It is understood that investment serves as a shock absorber in times of crisis. The duration of the drag on investment, however, is perplexing. For the Asian economies we study, average investment/GDP is about 6 percentage points lower during 1998-2014 than its average level in the decade before the Asian crisis; the decline is greater if China is excluded. We document how in the wake of crisis home bias in finance increases markedly as public and private sectors look inward when external financing becomes prohibitively costly or undesirable from a financial stability perspective. Reserve accumulation involves an official institution (i.e., the central bank) funneling domestic saving abroad and thus competing with domestic borrowers in the market for loanable funds. We suggest a broader definition of crowding out and leakages, driven importantly by rising home bias in finance and by official capital outflows. We present evidence from Asia and advanced European economies with managed currencies to support this interpretation.

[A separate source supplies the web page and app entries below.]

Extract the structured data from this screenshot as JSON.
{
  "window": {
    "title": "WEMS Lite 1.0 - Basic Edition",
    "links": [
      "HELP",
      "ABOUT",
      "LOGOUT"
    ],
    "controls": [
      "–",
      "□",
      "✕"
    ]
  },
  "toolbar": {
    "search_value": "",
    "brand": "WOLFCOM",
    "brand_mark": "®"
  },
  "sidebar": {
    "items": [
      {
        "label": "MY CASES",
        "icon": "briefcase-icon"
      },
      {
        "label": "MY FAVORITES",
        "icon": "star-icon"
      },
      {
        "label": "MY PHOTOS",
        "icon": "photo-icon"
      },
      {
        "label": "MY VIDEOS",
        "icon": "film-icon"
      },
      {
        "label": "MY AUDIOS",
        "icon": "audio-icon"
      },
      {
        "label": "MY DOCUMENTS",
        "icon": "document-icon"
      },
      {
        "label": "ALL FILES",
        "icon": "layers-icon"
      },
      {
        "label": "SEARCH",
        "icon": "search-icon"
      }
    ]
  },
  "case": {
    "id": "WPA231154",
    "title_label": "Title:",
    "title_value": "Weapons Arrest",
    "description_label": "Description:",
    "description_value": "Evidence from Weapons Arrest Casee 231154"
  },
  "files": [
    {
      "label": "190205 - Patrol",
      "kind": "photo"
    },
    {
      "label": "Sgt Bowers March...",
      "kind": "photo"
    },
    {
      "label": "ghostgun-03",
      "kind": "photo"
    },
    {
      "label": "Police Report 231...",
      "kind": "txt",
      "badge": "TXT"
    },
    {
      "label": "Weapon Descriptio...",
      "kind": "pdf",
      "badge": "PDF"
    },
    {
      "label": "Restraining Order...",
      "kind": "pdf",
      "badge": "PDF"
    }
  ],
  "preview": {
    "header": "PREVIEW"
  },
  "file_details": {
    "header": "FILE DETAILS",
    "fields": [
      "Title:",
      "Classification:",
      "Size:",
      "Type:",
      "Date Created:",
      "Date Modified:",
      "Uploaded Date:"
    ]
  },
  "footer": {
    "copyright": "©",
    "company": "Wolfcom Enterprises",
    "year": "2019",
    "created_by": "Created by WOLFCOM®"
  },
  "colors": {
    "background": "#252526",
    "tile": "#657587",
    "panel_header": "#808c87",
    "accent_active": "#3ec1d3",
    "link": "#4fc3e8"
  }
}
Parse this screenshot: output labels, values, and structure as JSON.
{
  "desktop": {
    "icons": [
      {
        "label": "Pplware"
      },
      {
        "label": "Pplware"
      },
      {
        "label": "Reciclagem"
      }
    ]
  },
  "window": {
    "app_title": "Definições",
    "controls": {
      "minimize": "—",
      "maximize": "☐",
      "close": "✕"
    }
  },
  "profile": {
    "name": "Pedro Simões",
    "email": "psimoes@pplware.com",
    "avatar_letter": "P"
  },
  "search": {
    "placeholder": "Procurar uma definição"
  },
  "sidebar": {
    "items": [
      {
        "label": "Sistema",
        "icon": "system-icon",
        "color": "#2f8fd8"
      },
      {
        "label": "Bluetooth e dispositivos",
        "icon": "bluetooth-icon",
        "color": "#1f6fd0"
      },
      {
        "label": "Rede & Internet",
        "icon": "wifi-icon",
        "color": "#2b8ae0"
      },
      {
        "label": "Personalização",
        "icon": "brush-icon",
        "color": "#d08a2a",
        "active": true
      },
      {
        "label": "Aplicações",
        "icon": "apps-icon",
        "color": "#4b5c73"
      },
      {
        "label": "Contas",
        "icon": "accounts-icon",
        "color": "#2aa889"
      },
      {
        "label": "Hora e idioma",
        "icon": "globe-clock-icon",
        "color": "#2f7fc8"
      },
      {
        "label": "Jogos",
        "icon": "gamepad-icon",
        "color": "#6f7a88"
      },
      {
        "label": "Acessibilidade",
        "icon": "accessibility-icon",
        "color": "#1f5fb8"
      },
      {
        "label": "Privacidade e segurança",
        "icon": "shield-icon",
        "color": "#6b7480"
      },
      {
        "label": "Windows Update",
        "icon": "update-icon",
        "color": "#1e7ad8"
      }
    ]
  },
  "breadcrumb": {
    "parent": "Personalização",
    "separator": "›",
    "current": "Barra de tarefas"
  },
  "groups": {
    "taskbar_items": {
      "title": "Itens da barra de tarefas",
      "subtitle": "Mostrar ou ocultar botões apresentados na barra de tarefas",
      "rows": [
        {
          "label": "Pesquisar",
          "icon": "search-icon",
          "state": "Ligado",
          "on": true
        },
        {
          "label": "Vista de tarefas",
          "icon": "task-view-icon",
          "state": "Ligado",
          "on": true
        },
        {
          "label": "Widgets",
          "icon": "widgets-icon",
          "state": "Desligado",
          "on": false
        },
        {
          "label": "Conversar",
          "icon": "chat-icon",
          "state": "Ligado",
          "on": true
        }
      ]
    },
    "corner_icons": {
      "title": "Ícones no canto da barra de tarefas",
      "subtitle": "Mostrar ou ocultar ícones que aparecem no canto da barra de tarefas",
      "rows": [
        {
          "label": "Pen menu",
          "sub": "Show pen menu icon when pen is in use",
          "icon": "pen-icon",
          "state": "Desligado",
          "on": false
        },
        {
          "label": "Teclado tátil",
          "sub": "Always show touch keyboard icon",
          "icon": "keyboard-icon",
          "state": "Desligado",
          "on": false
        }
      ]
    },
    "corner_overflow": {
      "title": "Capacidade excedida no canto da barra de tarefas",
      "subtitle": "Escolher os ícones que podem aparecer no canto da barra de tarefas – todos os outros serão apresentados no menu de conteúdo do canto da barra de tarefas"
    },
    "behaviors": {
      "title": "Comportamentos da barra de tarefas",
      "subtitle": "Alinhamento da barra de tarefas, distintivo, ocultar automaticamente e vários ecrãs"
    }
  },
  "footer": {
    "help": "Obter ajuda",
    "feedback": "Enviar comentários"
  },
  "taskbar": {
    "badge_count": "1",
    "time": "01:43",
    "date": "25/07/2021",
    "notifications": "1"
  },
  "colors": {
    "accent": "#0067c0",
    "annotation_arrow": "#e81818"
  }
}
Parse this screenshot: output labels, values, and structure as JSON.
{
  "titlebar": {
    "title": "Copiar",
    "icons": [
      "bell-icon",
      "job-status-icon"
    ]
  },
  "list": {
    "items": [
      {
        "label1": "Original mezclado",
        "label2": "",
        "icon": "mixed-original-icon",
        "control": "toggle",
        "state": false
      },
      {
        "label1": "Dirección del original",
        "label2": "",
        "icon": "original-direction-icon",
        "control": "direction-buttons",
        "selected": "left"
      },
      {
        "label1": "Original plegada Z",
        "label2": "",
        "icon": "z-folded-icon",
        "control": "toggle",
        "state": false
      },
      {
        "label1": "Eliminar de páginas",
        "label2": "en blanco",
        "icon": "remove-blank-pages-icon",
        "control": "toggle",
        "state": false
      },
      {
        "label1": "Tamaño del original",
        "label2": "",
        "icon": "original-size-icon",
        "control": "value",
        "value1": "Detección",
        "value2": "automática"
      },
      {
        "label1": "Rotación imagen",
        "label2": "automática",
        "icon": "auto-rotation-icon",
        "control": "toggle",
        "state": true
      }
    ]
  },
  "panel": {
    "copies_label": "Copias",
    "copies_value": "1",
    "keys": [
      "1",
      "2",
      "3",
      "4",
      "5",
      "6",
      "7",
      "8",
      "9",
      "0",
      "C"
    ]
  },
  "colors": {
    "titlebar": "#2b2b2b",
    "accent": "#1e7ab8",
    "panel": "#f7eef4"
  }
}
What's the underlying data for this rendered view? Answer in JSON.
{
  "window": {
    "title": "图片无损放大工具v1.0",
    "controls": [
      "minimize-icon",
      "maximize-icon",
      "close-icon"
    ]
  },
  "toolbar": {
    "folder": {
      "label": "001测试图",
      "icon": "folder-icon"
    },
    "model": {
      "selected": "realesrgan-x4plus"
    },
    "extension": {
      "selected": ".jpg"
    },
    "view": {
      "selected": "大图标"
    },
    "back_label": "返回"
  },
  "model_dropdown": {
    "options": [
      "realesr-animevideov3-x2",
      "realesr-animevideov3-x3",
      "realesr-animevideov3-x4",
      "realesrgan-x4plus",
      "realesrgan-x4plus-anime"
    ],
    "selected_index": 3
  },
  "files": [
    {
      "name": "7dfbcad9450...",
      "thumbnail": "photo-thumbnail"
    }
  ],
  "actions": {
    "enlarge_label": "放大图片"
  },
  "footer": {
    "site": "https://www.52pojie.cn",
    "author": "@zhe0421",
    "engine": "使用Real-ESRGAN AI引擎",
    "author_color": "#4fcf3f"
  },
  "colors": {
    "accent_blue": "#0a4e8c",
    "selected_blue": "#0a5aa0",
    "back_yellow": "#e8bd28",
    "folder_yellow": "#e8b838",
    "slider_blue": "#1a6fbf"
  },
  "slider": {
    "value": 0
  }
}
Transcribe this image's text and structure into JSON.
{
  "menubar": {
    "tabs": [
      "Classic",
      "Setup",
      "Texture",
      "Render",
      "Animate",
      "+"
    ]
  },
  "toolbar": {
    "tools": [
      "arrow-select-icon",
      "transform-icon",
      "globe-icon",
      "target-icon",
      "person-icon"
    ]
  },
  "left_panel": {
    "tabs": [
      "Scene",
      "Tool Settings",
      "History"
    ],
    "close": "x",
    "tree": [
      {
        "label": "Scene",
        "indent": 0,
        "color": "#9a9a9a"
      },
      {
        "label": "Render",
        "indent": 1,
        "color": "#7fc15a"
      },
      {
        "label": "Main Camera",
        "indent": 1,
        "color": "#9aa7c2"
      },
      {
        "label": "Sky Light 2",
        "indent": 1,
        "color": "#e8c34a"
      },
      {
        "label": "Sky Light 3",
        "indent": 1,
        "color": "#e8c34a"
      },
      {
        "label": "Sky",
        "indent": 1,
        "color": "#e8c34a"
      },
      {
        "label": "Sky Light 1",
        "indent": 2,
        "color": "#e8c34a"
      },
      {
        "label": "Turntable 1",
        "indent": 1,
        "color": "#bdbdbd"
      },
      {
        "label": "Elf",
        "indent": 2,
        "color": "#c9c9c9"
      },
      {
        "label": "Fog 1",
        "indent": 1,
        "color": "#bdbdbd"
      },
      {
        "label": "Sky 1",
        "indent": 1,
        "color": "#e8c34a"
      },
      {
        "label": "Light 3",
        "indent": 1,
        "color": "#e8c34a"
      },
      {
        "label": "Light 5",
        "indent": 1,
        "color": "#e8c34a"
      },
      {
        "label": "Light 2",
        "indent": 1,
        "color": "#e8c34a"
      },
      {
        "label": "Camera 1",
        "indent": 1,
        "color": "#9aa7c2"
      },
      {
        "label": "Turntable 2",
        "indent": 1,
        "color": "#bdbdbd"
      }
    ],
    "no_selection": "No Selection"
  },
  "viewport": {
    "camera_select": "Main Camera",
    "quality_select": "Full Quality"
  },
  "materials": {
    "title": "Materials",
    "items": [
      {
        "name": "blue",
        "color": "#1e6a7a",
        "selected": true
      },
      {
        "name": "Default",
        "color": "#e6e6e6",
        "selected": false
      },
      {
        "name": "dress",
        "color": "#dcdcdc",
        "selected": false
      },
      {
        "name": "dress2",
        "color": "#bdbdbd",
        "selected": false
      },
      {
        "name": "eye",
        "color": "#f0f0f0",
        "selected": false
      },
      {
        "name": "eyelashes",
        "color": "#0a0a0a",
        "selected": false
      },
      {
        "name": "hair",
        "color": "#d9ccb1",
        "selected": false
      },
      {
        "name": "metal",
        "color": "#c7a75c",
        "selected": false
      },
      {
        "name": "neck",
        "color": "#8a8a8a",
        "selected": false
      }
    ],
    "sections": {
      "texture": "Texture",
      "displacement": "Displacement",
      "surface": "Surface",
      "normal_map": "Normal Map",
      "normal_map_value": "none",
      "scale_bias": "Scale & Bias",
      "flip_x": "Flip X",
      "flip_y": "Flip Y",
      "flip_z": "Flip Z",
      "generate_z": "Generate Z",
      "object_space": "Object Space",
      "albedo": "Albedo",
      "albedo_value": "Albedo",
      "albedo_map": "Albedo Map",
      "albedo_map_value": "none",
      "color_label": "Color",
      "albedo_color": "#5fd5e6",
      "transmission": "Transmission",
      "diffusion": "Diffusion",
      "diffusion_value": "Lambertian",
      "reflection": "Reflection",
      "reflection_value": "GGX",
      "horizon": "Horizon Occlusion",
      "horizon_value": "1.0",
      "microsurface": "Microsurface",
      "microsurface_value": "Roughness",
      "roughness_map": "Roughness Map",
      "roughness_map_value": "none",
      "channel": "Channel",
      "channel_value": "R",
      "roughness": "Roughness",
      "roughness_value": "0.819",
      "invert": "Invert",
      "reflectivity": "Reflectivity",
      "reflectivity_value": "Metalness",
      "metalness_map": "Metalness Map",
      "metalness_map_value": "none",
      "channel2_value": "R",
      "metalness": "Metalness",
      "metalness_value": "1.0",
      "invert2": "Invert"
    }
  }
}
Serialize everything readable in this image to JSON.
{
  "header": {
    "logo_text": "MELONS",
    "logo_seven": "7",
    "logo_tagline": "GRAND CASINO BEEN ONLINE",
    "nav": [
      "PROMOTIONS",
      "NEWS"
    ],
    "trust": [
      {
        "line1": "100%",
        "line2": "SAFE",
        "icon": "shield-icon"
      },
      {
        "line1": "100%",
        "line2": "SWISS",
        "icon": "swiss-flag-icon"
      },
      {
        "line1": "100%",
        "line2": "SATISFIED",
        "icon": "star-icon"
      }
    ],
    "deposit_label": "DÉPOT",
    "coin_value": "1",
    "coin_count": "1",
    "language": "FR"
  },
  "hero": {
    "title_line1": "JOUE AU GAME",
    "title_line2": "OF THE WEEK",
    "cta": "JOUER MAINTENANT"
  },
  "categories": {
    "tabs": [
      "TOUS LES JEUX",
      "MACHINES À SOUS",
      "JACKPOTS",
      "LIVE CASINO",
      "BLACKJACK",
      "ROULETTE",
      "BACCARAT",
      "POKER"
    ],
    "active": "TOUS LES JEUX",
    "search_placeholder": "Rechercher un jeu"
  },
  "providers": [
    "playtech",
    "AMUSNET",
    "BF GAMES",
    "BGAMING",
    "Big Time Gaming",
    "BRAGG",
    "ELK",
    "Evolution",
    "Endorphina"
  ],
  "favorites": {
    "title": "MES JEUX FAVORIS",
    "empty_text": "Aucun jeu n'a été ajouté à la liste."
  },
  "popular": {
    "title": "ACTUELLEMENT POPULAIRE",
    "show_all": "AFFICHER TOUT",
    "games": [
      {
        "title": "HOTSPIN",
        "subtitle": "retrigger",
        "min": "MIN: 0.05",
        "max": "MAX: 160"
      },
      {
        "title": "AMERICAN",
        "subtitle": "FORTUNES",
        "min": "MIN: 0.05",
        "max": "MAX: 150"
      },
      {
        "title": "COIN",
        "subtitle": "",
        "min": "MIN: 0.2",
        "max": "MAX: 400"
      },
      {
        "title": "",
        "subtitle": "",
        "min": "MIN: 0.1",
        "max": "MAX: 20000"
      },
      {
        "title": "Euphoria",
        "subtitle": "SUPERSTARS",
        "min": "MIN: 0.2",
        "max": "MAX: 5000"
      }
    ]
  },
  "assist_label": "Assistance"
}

Reinhart, Carmen M., Vincent R. Reinhart, and Takeshi Tashiro. "Does Reserve Accumulation Crowd Out Investment?" HKS Faculty Research Working Paper Series RWP15-038, July 2015.